|کد مقاله||کد نشریه||سال انتشار||مقاله انگلیسی||ترجمه فارسی||نسخه تمام متن|
|361134||620587||2014||5 صفحه PDF||سفارش دهید||دانلود رایگان|
ObjectiveTo determine how low-income, US women understand the meanings of the terms “overweight” and “obese.”MethodsLow-income women (n = 145; 72% white, 12% black, and 8% Hispanic; 59% obese and 21% overweight) each participated in an individual semi-structured interview during which they were asked to explain what the terms “overweight” and “obese” mean to them.

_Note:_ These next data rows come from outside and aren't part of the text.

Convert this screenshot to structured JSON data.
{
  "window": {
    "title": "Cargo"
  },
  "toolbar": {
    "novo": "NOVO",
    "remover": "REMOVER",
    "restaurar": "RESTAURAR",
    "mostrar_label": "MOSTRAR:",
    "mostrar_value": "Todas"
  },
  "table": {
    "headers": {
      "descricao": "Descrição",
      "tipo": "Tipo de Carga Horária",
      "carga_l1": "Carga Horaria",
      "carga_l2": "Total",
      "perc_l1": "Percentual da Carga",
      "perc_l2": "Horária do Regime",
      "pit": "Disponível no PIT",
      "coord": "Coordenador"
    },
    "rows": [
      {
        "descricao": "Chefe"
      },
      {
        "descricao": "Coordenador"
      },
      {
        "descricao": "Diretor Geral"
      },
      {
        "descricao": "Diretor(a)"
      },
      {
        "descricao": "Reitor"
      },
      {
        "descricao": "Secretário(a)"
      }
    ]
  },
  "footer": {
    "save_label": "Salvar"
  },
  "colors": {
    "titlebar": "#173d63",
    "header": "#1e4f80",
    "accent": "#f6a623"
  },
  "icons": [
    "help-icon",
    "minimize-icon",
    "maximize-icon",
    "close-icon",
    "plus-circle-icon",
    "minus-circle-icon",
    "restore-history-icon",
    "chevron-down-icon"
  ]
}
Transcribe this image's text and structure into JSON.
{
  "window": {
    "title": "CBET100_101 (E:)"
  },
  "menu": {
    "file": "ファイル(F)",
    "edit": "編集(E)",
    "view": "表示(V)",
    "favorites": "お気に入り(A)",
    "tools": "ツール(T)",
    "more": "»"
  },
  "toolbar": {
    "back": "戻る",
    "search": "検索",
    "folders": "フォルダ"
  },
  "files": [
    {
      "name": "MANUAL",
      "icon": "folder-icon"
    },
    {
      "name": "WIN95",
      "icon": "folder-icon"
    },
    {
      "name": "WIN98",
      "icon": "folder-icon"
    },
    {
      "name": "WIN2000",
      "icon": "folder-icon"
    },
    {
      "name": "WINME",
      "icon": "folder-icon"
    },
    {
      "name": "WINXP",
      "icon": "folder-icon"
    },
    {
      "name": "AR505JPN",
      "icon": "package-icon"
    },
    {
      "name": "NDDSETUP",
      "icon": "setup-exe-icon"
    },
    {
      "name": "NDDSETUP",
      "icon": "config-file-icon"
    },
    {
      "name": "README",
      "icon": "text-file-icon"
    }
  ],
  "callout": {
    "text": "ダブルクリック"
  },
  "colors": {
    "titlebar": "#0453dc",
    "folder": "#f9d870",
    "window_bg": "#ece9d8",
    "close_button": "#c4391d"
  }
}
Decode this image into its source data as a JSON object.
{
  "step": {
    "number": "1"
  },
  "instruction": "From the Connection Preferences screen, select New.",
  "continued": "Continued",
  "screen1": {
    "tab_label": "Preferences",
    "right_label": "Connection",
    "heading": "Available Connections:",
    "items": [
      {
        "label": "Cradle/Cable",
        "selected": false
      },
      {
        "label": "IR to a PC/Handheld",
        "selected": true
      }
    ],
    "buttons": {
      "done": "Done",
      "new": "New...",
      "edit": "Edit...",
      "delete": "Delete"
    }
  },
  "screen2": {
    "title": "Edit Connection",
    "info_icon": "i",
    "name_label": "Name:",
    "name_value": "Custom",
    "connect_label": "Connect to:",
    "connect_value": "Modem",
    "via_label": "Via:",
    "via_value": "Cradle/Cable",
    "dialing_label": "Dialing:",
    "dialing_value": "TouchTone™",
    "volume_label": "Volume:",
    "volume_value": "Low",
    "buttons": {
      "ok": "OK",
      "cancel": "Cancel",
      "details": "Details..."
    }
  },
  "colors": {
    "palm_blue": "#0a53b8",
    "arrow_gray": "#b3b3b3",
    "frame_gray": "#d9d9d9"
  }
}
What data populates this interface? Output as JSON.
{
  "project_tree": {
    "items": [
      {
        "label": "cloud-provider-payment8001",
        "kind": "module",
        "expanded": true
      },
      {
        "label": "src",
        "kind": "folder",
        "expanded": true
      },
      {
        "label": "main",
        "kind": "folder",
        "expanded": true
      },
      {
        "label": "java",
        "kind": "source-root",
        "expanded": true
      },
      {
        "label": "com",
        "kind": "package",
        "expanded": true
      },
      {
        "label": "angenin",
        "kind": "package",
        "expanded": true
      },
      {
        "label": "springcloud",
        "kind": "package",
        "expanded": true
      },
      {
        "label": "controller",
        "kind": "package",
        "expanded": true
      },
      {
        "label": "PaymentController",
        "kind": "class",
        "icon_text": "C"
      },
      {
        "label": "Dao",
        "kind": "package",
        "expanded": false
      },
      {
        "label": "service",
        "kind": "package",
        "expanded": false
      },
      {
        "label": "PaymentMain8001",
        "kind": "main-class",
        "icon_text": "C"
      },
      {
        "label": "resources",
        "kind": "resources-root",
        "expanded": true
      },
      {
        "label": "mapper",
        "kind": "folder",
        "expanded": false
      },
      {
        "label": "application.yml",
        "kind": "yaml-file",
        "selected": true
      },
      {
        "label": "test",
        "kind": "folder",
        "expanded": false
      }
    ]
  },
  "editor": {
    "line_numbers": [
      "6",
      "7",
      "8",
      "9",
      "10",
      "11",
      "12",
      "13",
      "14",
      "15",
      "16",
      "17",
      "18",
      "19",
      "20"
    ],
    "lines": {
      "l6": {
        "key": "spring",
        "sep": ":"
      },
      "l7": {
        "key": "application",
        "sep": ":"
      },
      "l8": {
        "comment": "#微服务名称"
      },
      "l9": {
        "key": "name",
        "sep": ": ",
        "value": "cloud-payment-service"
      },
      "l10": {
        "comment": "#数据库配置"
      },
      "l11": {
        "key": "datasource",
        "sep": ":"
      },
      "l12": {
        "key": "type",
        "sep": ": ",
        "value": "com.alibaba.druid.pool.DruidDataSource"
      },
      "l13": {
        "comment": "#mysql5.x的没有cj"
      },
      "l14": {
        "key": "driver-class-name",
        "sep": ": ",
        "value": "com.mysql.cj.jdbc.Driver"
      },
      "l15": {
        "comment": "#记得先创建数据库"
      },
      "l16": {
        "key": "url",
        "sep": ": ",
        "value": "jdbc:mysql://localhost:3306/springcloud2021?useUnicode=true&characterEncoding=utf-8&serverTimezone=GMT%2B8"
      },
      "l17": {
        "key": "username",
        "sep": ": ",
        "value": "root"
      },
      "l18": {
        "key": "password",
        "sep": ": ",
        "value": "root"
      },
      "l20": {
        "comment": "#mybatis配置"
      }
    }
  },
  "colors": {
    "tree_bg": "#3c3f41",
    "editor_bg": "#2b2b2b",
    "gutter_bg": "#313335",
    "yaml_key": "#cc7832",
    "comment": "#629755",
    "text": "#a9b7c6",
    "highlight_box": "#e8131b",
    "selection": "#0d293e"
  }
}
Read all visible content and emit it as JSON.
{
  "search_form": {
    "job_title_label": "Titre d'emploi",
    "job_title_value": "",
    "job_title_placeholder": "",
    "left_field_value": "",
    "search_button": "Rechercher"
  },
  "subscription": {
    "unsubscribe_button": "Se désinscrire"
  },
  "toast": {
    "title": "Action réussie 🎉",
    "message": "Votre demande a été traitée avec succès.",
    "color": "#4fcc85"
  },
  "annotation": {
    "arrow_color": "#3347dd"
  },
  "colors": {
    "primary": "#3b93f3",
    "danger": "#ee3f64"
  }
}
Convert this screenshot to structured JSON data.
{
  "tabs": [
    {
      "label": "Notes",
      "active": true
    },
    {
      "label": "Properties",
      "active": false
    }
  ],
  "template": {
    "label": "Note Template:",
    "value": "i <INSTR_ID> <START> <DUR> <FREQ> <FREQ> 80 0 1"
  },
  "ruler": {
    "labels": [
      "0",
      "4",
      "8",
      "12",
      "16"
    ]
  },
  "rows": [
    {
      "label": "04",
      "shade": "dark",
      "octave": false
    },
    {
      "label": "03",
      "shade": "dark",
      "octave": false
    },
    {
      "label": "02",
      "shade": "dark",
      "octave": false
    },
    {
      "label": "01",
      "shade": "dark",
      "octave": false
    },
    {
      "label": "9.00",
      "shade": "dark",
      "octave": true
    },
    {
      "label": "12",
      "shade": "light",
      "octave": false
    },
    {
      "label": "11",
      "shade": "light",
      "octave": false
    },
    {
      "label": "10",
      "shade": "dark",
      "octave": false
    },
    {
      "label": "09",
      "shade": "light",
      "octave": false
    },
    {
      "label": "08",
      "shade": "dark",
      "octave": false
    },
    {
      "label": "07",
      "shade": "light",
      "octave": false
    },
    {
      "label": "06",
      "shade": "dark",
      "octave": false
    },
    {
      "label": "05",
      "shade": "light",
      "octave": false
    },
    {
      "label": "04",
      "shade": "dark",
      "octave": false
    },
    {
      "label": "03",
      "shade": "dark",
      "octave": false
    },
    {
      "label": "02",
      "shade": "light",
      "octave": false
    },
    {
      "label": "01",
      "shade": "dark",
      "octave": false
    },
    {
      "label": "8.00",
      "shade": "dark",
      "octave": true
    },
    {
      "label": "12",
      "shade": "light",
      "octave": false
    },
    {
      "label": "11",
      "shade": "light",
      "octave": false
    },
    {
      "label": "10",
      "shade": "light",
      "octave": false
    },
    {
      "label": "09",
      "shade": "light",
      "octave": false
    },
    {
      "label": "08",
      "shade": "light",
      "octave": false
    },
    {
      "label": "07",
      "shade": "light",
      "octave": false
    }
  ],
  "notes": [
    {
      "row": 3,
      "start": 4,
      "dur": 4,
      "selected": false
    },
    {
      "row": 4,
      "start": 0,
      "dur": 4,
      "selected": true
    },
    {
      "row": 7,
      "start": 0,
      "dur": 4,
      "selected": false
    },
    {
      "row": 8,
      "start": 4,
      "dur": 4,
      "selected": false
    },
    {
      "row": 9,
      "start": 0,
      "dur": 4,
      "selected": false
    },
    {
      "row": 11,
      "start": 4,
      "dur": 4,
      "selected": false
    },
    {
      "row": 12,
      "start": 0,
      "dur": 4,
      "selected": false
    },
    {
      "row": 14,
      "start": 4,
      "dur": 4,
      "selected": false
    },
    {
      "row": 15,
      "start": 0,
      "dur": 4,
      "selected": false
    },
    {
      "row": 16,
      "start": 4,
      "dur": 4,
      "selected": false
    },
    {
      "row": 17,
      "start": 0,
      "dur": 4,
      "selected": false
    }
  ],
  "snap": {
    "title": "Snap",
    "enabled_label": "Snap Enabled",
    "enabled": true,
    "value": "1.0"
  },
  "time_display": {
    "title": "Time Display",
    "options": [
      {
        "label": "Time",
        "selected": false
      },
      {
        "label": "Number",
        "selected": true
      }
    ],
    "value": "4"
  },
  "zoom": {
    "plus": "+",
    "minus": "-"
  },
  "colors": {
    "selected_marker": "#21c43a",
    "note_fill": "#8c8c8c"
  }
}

Responses were transcribed and the constant comparative method was used to identify themes.ResultsThree themes emerged: (1) The terms are offensive and describe people who are unmotivated and depressed and do not care about themselves; (2) obese is an extreme weight (eg, 500 lb and being immobile); (3) being overweight is a matter of opinion; if a woman is “comfortable in her own skin” and “feels healthy,” she is not overweight.Conclusions and ImplicationsHealth education focused on obesity should consider that vulnerable populations might consider the terms “overweight” and “obese” offensive and stigmatizing.
Journal: Journal of Nutrition Education and Behavior - Volume 46, Issue 4, July–August 2014, Pages 299–303